People ask why I don’t eat the candy in the office candy dishes and they are often surprised when I tell them it’s NOT because of the sugar. The number one reason I walk past the office candy dish is because I can’t support modern slavery in the cocoa industry. Probably not what you were expecting, right?
To continue to be a buzz kill, coffee, bananas, and chocolate are the biggest source of modern day slavery in the food industry.
Now that that’s out of the way, let’s go back to chocolate. I believe I first learned about the modern day slavery involved in cocoa production in 2016 when I went to talk from Diana Rogers at Paleo (F)x . The more I dug into the topic, the more disgusted and angry I felt. While I’m enjoying a cheap treat, thousands of people are enslaved, many of them children. Talk about blood diamonds, well chocolate is no different.
As a result, I stopped eating chocolate that doesn’t have a fair trade label and we opted out of Halloween. I couldn’t in good faith hand out chocolate to children that had been made by enslaved children. My conscious wouldn’t let me. You may be thinking, that’s easy for you, you don’t have kids. And true, it was an easier decision for me. But we can all make better decisions.
Here are my thoughts on other options for still enjoying Halloween:
🎃 Pass out candy that is fair trade (see the brands pictured below).
👻 Have an old fashioned Halloween party, costume contest, candy apples, the whole nine yards.
🎃 Create a new tradition with your kids: cookie baking, pumpkin decorating, watching Halloween movies, etc.
🎃 Be the change.
“The Rainforest Alliance certification seal means that the product (or a specified ingredient) was produced by farmers, foresters, and/or companies working together to create a world where people and nature thrive in harmony.” Rainforest Alliance Website
Fair Trade Certified
“We are building an innovative model of responsible business, conscious consumerism, and shared value to eliminate poverty and enable sustainable development for farmers, workers, their families, and their communities around the world.” Fair Trade Certified Website
Fair for Life
“A world where trade, through ethical, fair and respectful partnerships, is a driving force for positive and sustainable change benefiting people and their environment.
Producers and workers who are at a particular disadvantage – no matter the country where they work – are actors of their own development, together deciding on meaningful projects adapted to their local situation.” Fair for Life website

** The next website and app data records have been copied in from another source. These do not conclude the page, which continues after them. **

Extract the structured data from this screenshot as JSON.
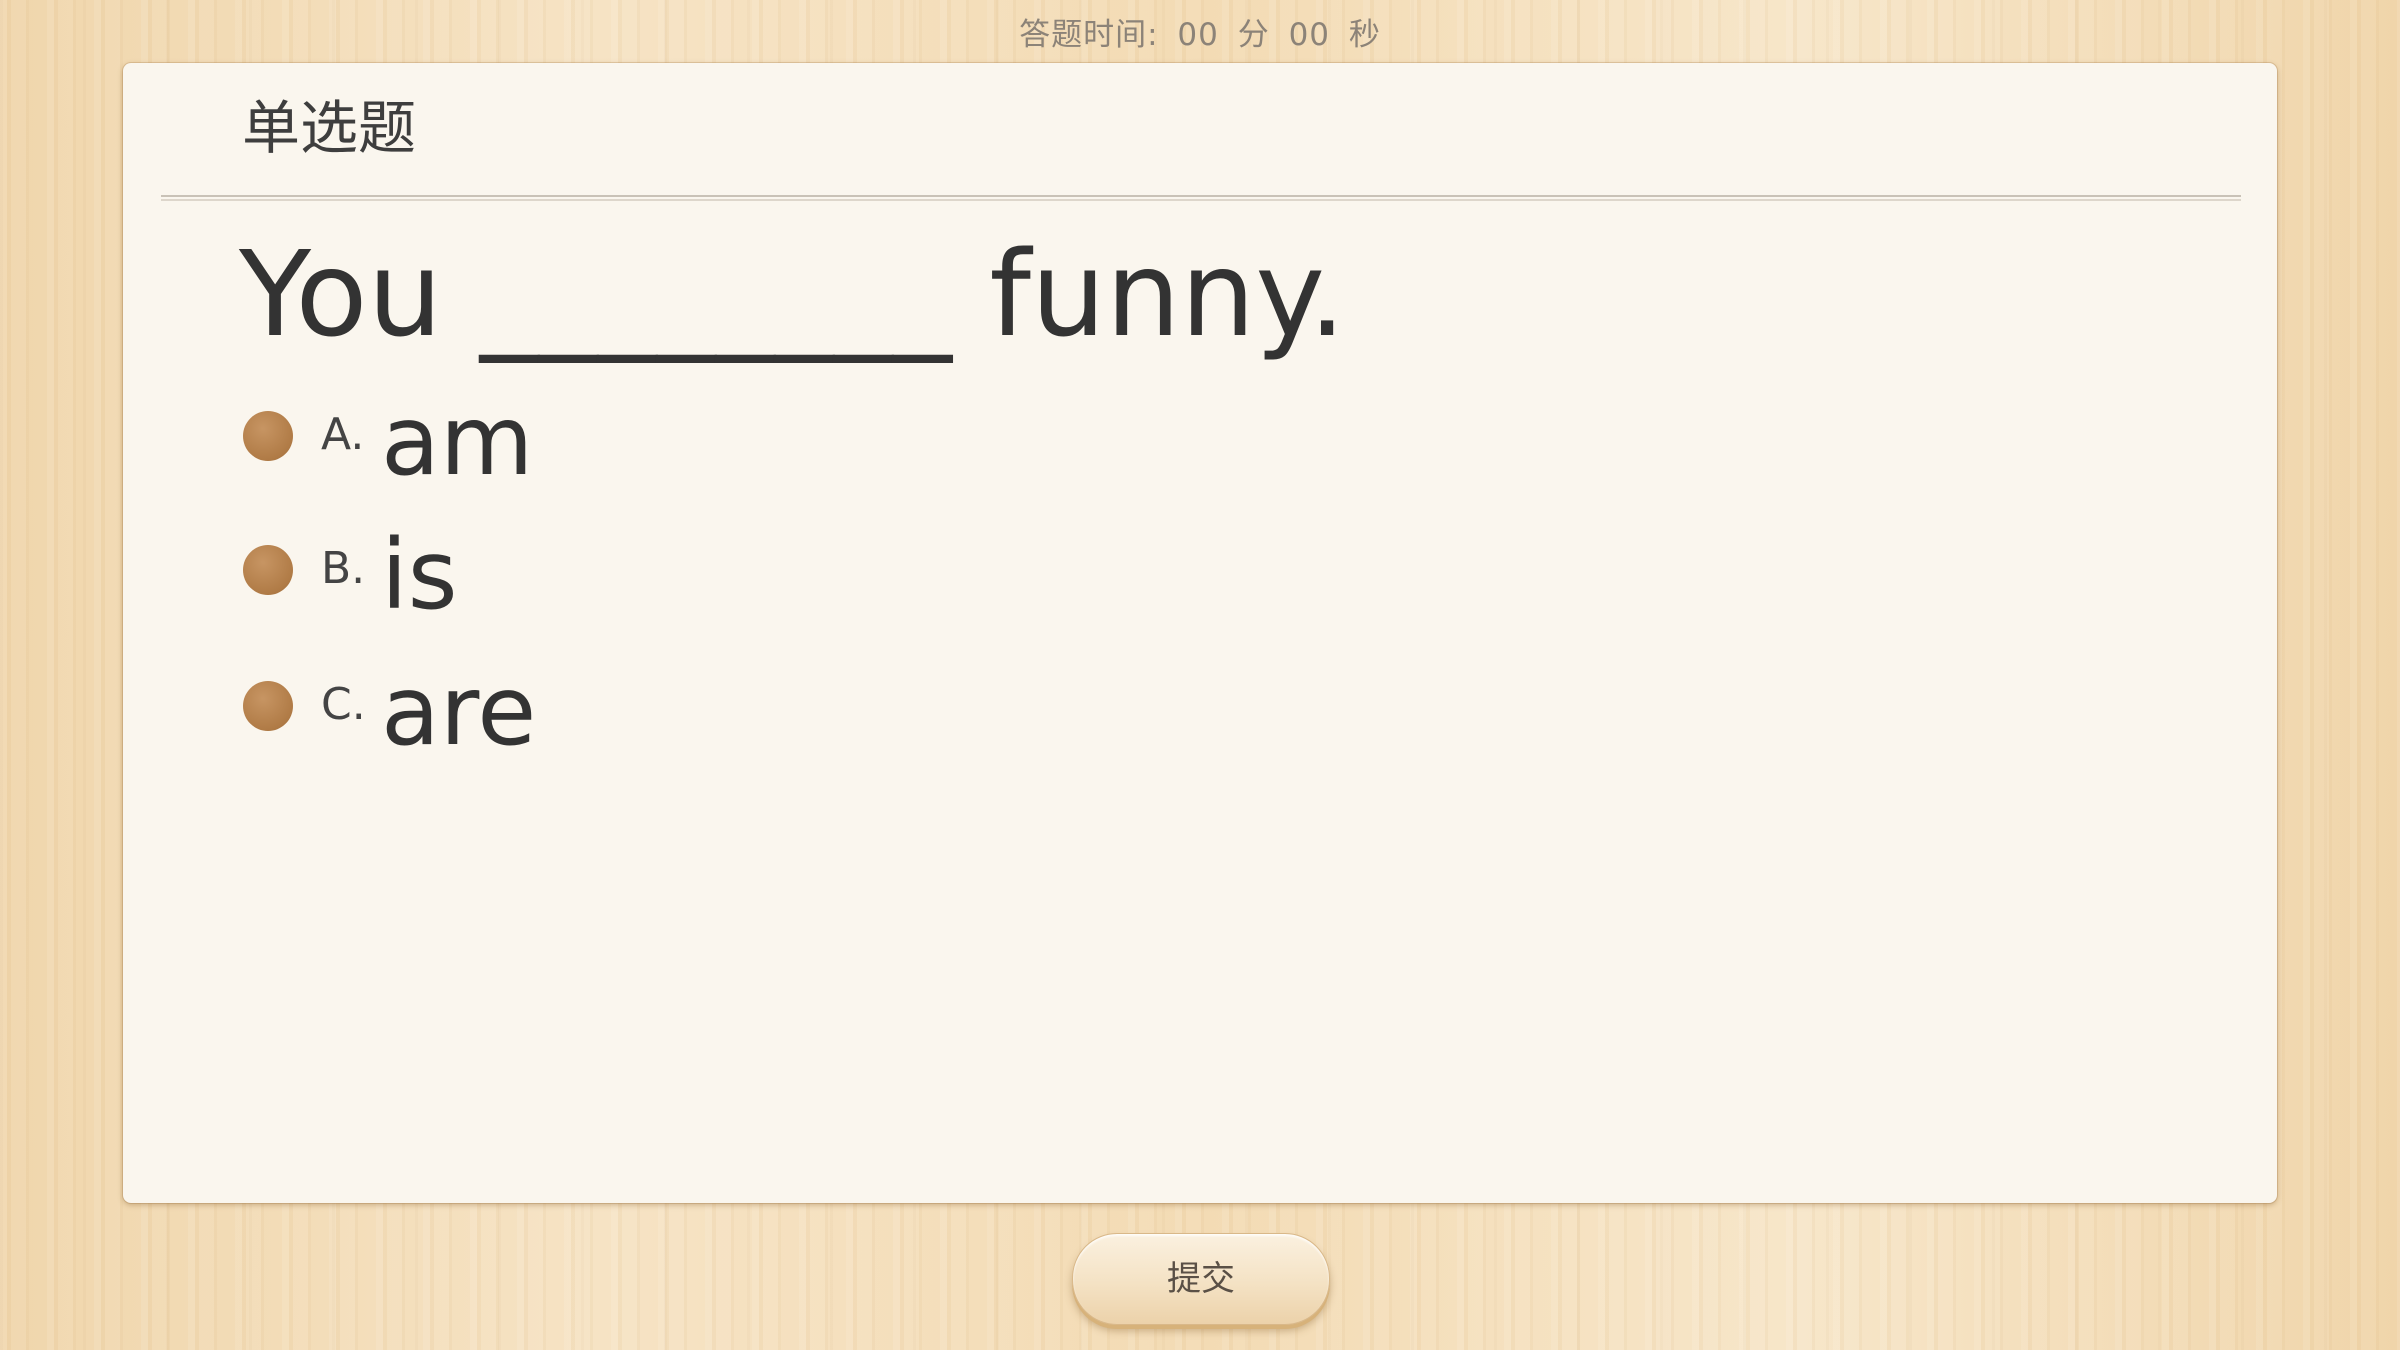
{
  "timer": {
    "label": "答题时间:",
    "minutes": "00",
    "minutes_unit": "分",
    "seconds": "00",
    "seconds_unit": "秒"
  },
  "card": {
    "title": "单选题",
    "question": "You ________ funny."
  },
  "options": [
    {
      "letter": "A.",
      "text": "am"
    },
    {
      "letter": "B.",
      "text": "is"
    },
    {
      "letter": "C.",
      "text": "are"
    }
  ],
  "submit": {
    "label": "提交"
  },
  "colors": {
    "radio": "#b07b46",
    "card_background": "#faf6ee",
    "text": "#333333"
  }
}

“Direct Trade is an ethical, responsible and social connection between farmers and manufacturing companies without any intermediaries, in a way that the created value is shared between both parties equally. Hence, both parties work in a symbiotic relationship, outputting labor and effort in order to maximize the value of the raw materials and finished goods, and become dependent on each other’s success.” Direct Trade website